### What to work on:
Your answer should be one number: how many lines of the data include the string "ffffff"?

──────────

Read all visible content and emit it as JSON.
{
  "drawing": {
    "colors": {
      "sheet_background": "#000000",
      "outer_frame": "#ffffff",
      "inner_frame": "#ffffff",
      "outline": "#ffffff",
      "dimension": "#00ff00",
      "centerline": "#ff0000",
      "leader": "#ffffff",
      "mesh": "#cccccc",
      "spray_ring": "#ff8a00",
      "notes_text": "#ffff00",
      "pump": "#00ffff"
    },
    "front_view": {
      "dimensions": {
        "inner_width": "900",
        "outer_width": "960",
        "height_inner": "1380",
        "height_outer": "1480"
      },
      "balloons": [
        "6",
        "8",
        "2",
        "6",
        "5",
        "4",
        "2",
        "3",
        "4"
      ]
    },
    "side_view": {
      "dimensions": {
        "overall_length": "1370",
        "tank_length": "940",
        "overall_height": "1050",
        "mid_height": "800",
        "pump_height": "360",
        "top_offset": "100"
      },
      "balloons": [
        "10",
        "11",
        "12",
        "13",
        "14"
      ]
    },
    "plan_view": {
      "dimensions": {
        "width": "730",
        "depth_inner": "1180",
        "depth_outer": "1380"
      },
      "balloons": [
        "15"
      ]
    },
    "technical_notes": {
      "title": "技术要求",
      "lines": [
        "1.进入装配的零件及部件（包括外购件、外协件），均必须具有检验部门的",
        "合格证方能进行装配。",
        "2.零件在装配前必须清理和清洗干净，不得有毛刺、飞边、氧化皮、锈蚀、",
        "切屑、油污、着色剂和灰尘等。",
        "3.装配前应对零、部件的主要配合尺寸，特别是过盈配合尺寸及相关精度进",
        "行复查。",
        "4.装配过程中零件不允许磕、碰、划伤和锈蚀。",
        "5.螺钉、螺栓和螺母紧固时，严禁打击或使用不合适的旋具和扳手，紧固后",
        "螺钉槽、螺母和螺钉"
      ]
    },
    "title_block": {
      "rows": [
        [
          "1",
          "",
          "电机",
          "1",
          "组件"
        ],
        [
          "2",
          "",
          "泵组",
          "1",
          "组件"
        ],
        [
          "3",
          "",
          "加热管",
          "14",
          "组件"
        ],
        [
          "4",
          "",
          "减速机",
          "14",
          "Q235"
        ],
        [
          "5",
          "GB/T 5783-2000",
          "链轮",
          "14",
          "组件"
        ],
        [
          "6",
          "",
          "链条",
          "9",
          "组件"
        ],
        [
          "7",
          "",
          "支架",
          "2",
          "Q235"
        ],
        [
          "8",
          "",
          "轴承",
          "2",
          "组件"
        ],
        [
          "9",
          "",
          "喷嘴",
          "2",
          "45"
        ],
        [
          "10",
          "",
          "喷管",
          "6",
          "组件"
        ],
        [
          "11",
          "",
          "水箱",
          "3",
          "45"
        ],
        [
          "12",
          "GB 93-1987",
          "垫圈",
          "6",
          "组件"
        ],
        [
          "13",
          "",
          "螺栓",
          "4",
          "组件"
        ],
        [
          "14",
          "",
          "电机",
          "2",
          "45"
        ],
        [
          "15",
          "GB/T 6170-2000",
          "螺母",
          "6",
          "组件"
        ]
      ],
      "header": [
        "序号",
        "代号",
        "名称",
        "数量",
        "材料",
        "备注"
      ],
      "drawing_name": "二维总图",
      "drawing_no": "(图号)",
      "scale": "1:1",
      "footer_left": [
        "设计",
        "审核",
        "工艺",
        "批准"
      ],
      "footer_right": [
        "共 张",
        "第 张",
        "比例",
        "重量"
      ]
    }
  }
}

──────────

### Task answer:
4